These days, most animal shelters do more than just take in homeless animals and find new families for them. After early humane societies had established themselves as trusted sources for relinquishing or adopting a pet, society’s expectations grew, and shelters responded by expanding the services and programs they delivered. Now, many shelters consider themselves “full-service” humane societies, offering services well beyond adoption placements.
Spay Neuter Clinics
The most notable of the extended services offered by many humane societies are spay neuter options for the public. Not only will these shelters spay and neuter the animals in their care, but they will also alter already homed pets, usually for a nominal cost. Public spay neuter programs extend the reach of preventing unwanted litters beyond even those animals originally obtained from a shelter. Offering this service at a low price (usually at or well below cost, and sometimes even FREE!) gives the public access to a service that can be cost prohibitive at a private veterinarian.
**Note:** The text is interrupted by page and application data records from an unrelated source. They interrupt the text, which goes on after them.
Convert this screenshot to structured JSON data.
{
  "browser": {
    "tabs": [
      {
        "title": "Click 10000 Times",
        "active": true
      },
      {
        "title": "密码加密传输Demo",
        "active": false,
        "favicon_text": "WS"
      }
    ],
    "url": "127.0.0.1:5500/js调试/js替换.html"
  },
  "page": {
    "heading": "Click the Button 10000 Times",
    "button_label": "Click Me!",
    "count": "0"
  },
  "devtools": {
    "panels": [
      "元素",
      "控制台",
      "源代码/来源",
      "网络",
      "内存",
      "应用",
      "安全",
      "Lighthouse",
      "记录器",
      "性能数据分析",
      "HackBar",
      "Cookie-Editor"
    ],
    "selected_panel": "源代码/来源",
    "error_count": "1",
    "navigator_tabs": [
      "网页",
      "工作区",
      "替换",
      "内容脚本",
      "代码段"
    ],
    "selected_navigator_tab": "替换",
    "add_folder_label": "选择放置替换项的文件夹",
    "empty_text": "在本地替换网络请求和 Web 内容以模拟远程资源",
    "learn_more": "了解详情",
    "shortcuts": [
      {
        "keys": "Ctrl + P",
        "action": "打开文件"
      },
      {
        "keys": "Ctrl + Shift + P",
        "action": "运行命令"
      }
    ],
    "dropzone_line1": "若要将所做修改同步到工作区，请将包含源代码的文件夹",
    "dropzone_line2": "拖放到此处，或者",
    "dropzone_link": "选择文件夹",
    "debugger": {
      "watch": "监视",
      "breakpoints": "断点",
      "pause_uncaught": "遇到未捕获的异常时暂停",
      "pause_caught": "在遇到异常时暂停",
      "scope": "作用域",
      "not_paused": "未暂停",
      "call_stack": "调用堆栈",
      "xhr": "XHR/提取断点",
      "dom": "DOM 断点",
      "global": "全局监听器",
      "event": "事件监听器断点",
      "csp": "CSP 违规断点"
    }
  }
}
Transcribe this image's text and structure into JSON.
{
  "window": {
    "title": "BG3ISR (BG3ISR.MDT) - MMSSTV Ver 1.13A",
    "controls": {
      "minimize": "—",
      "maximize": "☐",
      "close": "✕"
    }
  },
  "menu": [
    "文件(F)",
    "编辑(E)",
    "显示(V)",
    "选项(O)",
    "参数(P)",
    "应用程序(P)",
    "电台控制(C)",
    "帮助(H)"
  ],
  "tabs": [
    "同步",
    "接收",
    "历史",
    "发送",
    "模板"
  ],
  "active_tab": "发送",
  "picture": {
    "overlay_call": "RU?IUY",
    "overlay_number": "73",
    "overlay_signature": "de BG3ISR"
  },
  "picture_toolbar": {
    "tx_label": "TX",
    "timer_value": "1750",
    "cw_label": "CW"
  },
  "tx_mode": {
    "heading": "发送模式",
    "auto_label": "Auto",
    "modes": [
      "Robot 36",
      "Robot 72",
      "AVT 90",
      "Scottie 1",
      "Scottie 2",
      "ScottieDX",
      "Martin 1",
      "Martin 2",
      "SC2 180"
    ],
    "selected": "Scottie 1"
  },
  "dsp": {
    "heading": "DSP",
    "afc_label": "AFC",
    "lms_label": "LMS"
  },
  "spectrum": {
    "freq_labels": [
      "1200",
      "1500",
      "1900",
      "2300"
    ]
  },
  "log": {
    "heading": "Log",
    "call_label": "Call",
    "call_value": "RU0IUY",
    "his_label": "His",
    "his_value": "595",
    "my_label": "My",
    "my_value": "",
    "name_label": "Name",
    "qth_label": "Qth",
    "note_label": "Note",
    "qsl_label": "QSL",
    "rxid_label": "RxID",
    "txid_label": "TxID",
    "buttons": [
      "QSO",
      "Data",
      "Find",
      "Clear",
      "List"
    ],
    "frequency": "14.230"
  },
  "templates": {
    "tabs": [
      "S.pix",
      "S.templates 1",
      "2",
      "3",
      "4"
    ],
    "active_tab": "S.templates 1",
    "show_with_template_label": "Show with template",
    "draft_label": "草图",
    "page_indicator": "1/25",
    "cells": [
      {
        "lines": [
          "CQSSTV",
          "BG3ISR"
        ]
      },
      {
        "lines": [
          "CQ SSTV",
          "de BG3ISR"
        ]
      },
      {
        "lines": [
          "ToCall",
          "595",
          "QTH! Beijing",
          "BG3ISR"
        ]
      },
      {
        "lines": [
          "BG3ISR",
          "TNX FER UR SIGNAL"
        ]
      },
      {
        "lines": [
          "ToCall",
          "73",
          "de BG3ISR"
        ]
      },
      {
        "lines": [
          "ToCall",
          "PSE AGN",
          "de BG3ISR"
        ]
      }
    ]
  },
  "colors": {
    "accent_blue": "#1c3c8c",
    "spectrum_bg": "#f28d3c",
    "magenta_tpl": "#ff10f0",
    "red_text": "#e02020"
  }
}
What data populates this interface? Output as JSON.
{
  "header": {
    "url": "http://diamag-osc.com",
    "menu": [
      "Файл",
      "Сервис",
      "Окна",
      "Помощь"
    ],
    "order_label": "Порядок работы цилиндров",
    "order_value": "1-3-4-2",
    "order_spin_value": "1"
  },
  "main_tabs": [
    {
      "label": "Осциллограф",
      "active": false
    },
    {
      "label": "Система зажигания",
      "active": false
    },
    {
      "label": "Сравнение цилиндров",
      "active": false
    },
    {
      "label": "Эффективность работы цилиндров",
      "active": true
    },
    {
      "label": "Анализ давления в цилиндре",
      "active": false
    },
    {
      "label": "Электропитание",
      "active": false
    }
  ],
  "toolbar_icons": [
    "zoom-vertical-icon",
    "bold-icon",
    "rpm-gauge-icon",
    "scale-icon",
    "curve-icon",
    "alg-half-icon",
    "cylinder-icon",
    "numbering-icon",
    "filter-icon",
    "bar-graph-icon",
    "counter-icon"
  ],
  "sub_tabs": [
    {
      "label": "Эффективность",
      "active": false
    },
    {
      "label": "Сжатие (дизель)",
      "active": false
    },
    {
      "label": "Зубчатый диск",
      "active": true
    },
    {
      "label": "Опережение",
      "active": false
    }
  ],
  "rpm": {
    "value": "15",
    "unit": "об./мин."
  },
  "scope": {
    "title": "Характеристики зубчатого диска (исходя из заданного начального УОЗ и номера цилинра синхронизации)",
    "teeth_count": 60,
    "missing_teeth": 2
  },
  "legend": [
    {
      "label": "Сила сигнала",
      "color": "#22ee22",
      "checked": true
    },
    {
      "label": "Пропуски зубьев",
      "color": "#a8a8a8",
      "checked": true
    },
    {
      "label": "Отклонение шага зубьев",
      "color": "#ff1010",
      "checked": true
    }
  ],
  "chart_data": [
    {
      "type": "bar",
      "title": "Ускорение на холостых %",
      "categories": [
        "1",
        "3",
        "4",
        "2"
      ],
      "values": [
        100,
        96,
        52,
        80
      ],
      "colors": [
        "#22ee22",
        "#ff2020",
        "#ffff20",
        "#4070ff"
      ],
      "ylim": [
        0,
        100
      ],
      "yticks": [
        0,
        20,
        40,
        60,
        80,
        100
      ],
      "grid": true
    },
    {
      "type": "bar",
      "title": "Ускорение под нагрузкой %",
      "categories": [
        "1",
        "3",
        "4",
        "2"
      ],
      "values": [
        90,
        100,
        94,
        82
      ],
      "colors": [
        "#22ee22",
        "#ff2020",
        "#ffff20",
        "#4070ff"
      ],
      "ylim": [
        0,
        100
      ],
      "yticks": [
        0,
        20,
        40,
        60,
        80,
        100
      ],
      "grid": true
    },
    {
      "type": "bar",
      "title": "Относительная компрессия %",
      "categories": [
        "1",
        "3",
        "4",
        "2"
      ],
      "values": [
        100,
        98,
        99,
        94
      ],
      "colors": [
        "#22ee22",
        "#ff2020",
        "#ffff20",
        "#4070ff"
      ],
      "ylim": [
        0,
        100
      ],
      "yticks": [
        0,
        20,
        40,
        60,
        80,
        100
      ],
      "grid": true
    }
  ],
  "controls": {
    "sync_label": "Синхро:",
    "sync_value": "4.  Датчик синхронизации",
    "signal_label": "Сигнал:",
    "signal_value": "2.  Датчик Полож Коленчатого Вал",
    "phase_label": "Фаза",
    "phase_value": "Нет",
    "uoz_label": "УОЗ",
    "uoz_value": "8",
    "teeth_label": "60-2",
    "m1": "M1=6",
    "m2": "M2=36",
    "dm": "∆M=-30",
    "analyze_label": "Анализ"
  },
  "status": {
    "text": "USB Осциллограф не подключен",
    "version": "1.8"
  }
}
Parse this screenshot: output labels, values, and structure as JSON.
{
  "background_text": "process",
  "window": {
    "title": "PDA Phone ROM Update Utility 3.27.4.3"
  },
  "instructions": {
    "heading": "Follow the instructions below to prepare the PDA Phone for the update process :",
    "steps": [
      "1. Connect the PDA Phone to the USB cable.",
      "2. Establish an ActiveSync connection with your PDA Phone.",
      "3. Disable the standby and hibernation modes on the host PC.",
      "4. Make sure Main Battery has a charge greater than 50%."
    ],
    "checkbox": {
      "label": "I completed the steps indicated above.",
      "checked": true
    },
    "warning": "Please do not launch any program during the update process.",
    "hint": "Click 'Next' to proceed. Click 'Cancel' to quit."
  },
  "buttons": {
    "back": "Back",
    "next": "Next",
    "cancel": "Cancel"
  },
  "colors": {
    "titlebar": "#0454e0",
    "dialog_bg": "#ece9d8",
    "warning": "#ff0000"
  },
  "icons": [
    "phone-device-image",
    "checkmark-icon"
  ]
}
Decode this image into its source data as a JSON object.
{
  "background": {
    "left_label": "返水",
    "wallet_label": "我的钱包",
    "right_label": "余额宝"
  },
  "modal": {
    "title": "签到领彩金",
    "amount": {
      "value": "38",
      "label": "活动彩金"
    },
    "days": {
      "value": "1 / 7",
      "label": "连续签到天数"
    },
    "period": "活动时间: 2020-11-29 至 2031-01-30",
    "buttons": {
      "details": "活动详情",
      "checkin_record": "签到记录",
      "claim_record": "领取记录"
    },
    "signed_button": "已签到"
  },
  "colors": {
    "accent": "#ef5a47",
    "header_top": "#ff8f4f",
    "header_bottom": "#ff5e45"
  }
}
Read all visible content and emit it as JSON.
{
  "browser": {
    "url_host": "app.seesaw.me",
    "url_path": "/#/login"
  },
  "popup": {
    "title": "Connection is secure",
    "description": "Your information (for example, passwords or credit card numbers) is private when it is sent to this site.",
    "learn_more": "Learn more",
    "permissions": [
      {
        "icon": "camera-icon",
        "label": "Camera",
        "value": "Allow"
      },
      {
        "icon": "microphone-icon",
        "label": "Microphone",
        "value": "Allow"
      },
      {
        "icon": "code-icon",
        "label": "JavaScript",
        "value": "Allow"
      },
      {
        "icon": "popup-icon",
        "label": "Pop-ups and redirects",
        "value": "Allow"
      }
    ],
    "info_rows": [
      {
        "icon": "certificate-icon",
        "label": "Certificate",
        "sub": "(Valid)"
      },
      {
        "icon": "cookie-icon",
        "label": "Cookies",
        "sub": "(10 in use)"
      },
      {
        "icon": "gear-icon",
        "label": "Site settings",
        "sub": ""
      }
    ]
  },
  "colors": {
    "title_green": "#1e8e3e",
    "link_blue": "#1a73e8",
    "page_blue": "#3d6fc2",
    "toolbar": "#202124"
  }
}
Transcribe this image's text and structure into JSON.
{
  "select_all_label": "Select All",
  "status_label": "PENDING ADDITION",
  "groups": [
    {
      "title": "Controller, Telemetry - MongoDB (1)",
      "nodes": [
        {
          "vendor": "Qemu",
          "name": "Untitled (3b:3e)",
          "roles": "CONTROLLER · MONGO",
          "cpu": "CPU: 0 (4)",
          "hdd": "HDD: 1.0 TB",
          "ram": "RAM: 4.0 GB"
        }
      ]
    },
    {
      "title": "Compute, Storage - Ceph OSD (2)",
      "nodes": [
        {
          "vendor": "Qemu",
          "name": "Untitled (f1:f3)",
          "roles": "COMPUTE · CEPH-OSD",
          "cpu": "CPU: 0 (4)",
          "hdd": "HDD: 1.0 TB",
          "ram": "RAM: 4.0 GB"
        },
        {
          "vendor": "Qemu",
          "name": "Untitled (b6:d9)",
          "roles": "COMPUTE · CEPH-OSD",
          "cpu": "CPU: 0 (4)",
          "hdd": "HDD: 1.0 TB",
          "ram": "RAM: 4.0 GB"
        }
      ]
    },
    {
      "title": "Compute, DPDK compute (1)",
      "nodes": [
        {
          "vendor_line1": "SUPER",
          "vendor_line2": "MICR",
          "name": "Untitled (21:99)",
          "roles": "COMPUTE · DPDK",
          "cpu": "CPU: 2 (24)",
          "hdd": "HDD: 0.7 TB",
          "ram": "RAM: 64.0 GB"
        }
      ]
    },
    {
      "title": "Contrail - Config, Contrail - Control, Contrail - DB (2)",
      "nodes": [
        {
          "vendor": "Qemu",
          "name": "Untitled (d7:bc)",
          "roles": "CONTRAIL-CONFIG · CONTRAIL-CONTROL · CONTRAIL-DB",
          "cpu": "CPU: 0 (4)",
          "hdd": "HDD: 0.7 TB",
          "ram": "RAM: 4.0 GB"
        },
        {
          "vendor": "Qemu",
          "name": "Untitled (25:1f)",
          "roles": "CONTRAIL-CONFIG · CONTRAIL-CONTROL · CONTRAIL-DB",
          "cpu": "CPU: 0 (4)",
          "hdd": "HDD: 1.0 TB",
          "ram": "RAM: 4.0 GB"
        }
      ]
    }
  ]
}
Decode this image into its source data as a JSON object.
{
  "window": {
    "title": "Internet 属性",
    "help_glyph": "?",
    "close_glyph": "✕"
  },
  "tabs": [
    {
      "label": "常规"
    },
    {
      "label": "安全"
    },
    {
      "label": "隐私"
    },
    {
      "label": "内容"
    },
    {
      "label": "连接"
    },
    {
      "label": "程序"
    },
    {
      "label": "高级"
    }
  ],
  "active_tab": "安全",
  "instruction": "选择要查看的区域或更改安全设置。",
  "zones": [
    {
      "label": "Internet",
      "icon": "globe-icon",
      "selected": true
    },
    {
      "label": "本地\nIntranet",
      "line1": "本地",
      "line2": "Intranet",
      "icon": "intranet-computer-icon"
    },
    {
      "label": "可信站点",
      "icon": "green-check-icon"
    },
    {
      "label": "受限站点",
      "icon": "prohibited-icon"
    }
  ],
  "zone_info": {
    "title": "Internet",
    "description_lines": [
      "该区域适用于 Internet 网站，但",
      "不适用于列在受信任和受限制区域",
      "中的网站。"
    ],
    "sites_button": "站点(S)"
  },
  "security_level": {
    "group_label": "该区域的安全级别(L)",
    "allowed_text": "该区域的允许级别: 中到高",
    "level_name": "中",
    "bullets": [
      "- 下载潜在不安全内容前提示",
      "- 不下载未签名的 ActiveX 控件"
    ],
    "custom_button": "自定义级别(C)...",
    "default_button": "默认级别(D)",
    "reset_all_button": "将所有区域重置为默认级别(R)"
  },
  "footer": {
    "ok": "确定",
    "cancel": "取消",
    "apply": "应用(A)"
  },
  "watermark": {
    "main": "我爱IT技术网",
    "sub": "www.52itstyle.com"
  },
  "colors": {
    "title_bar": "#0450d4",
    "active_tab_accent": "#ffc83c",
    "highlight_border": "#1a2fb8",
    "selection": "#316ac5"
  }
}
In communities where people have access to this low-cost service, there is no longer an excuse to have an unaltered pet.
Shelters with a Spay Neuter Clinic will often also offer Trap Neuter Return (TNR) services for the public as well. For communities will high feral cat populations, TNR is the preferred method in managing the population: People from the community will trap the feral cats, bring them to the local humane society to be neutered (and sometimes vaccinated), and will then return the cat back to its original trapping location. Through this method, the reproduction rates of the feral population are significantly diminished. Again, this extends the reach of spay neuter services to animals beyond just those in the shelter, further preventing unwanted litters.
Behavior Evaluations and Training Classes
Regardless of how or where an animal was obtained, many animal shelters also offer behavioral evaluations of homed pets. Is Fluffy scratching on your furniture? Is Rover excessively barking at the neighbors? Call your local humane society and chances are they have behaviorists on staff to help you with your pet issues. In addition, for those pet parents looking for training classes, many humane societies also offer group (or sometimes, individual) classes. As with spay neuter services, evaluations and obedience trainings are usually offered at a significant discount, and sometimes even at a lower discount for pets adopted from animal shelters!
Safe Haven Programs
With the downturn in the economy in recent years, many shelters have started Safe Haven Programs in which they board or foster pets of persons in temporary crisis, so as to spare them from having to relinquish their beloved animals. People who have recently lost their job or home, victims of domestic violence, or even military persons leaving for duty, can usually benefit from these extended services offered by some humane societies.
Pet Food Pantries
Like the Safe Haven Programs, many Pet Food Pantry Programs have been created to help financially struggling families bridge the gap between paychecks thereby enabling them to take care of their pets. Shelters may ask the public to help with donations for the food pantry, and sometimes use overflow of shelter food to give to the public rather than the trash cans.
Many animal shelters also have Humane Education Departments that focus their resources on spreading the humane message to students of all ages. Humane Education programs teach students to live with compassion, integrity, and wisdom, and also give them the tools to put these values into action. For many students, this program might be their only exposure to the humane messages of living harmoniously and respectfully with animals, and is therefore a valuable means for animal shelters to influence the attitudes of the next generation.
Investigations and Field Services
Some large humane societies will also staff an investigative department and use the law to adjudicate in support of abused or neglected animals. This service is common in communities where there is no local animal control organization, as well as in larger jurisdictions.
As evidenced by the above examples, modern humane societies are expanding the services they offer to animals and the community. By doing so, they are playing an active role in the prevention of animals relinquished to shelters, acting as a resource for people with pets, and helping to support the human-animal bond. In progressive animal sheltering practices, it is essential to be proactive about servicing the community, and offering multiple services and programs beyond adoptions is the mark of a well-balanced and well-intentioned organization.
For many years, Darlene worked behind the scenes at The Anti-Cruelty Society in Chicago–overseeing volunteer programs, problem solving shelter issues, and laboring tirelessly for the welfare of animals. Her bi-weekly column, The Shelter Voice, will explore the complex concepts surrounding animal rescue and welfare usually reserved for discussions amongst those at the very front lines of the industry. She hopes to broaden the understanding and education of shelter supporters so they can act as well-informed advocates for the cause and help spread the adoption and rescue message throughout their community.
To read more from Darlene, check out her Blog–Shelter Report.